*** Opening of EXTRACTED MATERIAL ***

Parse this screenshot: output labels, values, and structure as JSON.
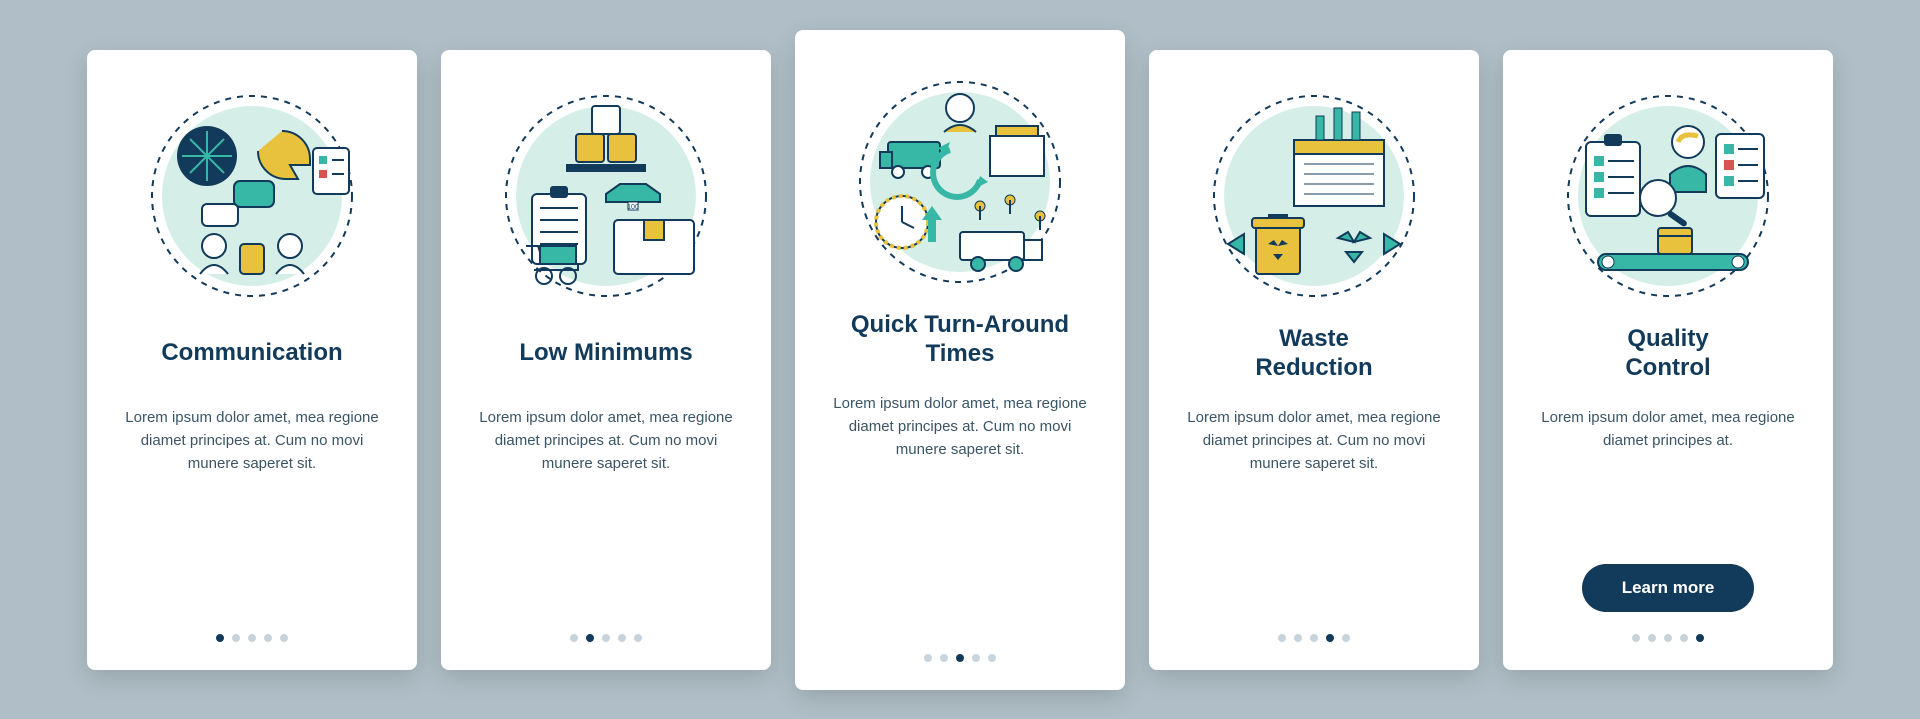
{
  "colors": {
    "text_dark": "#123a5a",
    "text_body": "#3a5566",
    "bg": "#b0bfc7",
    "accent_teal": "#37b7a5",
    "accent_mint": "#bfe9df",
    "accent_yellow": "#e8c23d",
    "cta_bg": "#123a5a"
  },
  "cards": [
    {
      "heading": "Communication",
      "body": "Lorem ipsum dolor amet, mea regione diamet principes at. Cum no movi munere saperet sit.",
      "icon": "communication-icon",
      "active_dot": 0,
      "featured": false,
      "has_cta": false
    },
    {
      "heading": "Low Minimums",
      "body": "Lorem ipsum dolor amet, mea regione diamet principes at. Cum no movi munere saperet sit.",
      "icon": "low-minimums-icon",
      "active_dot": 1,
      "featured": false,
      "has_cta": false
    },
    {
      "heading": "Quick Turn-Around\nTimes",
      "body": "Lorem ipsum dolor amet, mea regione diamet principes at. Cum no movi munere saperet sit.",
      "icon": "turnaround-icon",
      "active_dot": 2,
      "featured": true,
      "has_cta": false
    },
    {
      "heading": "Waste\nReduction",
      "body": "Lorem ipsum dolor amet, mea regione diamet principes at. Cum no movi munere saperet sit.",
      "icon": "waste-reduction-icon",
      "active_dot": 3,
      "featured": false,
      "has_cta": false
    },
    {
      "heading": "Quality\nControl",
      "body": "Lorem ipsum dolor amet, mea regione diamet principes at.",
      "icon": "quality-control-icon",
      "active_dot": 4,
      "featured": false,
      "has_cta": true
    }
  ],
  "dot_count": 5,
  "cta_label": "Learn more"
}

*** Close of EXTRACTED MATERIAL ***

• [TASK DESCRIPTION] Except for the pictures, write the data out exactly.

• [SOLUTION FOR THIS PROBLEM]
Parse this screenshot: output labels, values, and structure as JSON.
{
  "colors": {
    "text_dark": "#123a5a",
    "text_body": "#3a5566",
    "bg": "#b0bfc7",
    "accent_teal": "#37b7a5",
    "accent_mint": "#bfe9df",
    "accent_yellow": "#e8c23d",
    "cta_bg": "#123a5a"
  },
  "cards": [
    {
      "heading": "Communication",
      "body": "Lorem ipsum dolor amet, mea regione diamet principes at. Cum no movi munere saperet sit.",
      "icon": "communication-icon",
      "active_dot": 0,
      "featured": false,
      "has_cta": false
    },
    {
      "heading": "Low Minimums",
      "body": "Lorem ipsum dolor amet, mea regione diamet principes at. Cum no movi munere saperet sit.",
      "icon": "low-minimums-icon",
      "active_dot": 1,
      "featured": false,
      "has_cta": false
    },
    {
      "heading": "Quick Turn-Around\nTimes",
      "body": "Lorem ipsum dolor amet, mea regione diamet principes at. Cum no movi munere saperet sit.",
      "icon": "turnaround-icon",
      "active_dot": 2,
      "featured": true,
      "has_cta": false
    },
    {
      "heading": "Waste\nReduction",
      "body": "Lorem ipsum dolor amet, mea regione diamet principes at. Cum no movi munere saperet sit.",
      "icon": "waste-reduction-icon",
      "active_dot": 3,
      "featured": false,
      "has_cta": false
    },
    {
      "heading": "Quality\nControl",
      "body": "Lorem ipsum dolor amet, mea regione diamet principes at.",
      "icon": "quality-control-icon",
      "active_dot": 4,
      "featured": false,
      "has_cta": true
    }
  ],
  "dot_count": 5,
  "cta_label": "Learn more"
}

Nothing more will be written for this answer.